added by sduff222 | editPublishers Weekly

» Add other authors (5 possible)

Author nameRoleType of authorWork?Status
Isabel Wilkersonprimary authorall editionscalculated
Burns, KenIntroductionsecondary authorsome editionsconfirmed
Miles, RobinReadersecondary authorsome editionsconfirmed
You must log in to edit Common Knowledge data.
For more help see the Common Knowledge help page.
Series (with order)
Canonical title
Original title
Alternative titles
Original publication date
Important places
Important events
Related movies
Awards and honors
I was leaving the South
To fling myself into the unknown. . . .
I was taking a part of the South
To transplant in alien soil,
To see if it could grow differently.
If it could drink of new and cool rains,
Bend in strange winds,
Respond to the warmth of other suns
And, perhaps, to bloom.

- Richard Wright
To my mother and
to the memory of my father,
whose migration made me possible,
and to the millions of others like them
who dared to act upon their dreams.
First words
The night clouds were closing in on the salt licks east of the oxbow lakes along the folds in the earth beyond the Yalobusha River.
Last words
(Click to show. Warning: May contain spoilers.)
(Click to show. Warning: May contain spoilers.)
Disambiguation notice
Publisher's editors
Publisher series
Original language
Book description
In this epic, beautifully written masterwork, Pulitzer Prize-winning author Isabel Wilkerson chronicles one of the great untold stories of American history: the decades-long migration of black citizens who fled the South for northern and western cities, in search of a better life. From 1915 to 1970, this exodus of almost six million people changed the face of America.
Haiku summary

No descriptions found.

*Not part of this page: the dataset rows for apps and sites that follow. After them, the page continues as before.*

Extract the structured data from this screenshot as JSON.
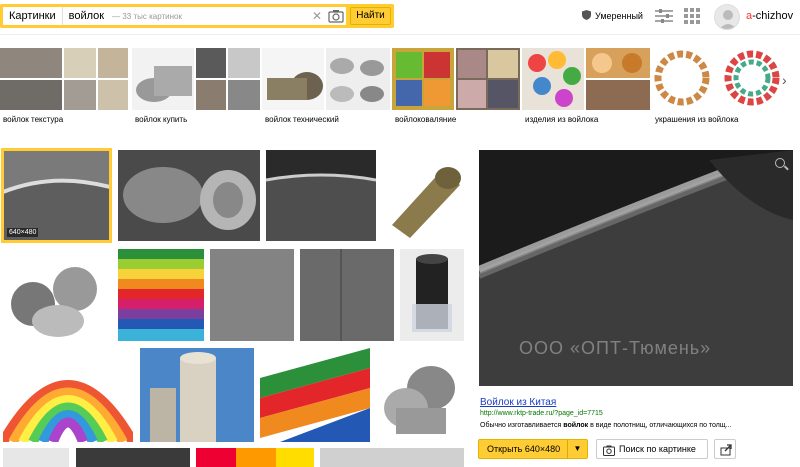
{
  "header": {
    "service_tab": "Картинки",
    "query": "войлок",
    "hint": "— 33 тыс картинок",
    "find_label": "Найти",
    "safe_search": "Умеренный",
    "user_first": "a",
    "user_rest": "-chizhov"
  },
  "related": [
    {
      "label": "войлок текстура"
    },
    {
      "label": "войлок купить"
    },
    {
      "label": "войлок технический"
    },
    {
      "label": "войлоковаляние"
    },
    {
      "label": "изделия из войлока"
    },
    {
      "label": "украшения из войлока"
    }
  ],
  "results": {
    "selected_size": "640×480"
  },
  "preview": {
    "watermark": "ООО «ОПТ-Тюмень»",
    "title": "Войлок из Китая",
    "url": "http://www.rktp-trade.ru/?page_id=7715",
    "desc_pre": "Обычно изготавливается ",
    "desc_bold": "войлок",
    "desc_post": " в виде полотнищ, отличающихся по толщ...",
    "open_label": "Открыть 640×480",
    "search_label": "Поиск по картинке"
  },
  "colors": {
    "accent": "#ffcc33",
    "link": "#1a3dc1",
    "url": "#007700"
  },
  "icons": [
    "clear-icon",
    "camera-icon",
    "shield-icon",
    "settings-icon",
    "grid-icon",
    "avatar",
    "chevron-right-icon",
    "zoom-icon",
    "share-icon"
  ]
}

In this epic, beautifully written masterwork, Pulitzer Prize-winning author Isabel Wilkerson chronicles one of the great untold stories of American history: the decades-long migration of black citizens who fled the South for northern and western cities, in search of a better life. From 1915 to 1970, this exodus of almost six million people changed the face of America.… (more)

(summary from another edition)

» see all 2 descriptions

Quick Links

Swap Ebooks Audio
972 wanted

Popular covers


Average: (4.4)
2 4
2.5 1
3 33
3.5 19
4 118
4.5 56
5 197

Is this you?

Become a LibraryThing Author.


You are using the new servers! | About | Privacy/Terms | Help/FAQs | Blog | Store | APIs | TinyCat | Legacy Libraries | Early Reviewers | Common Knowledge | 115,172,756 books! | Top bar: Always visible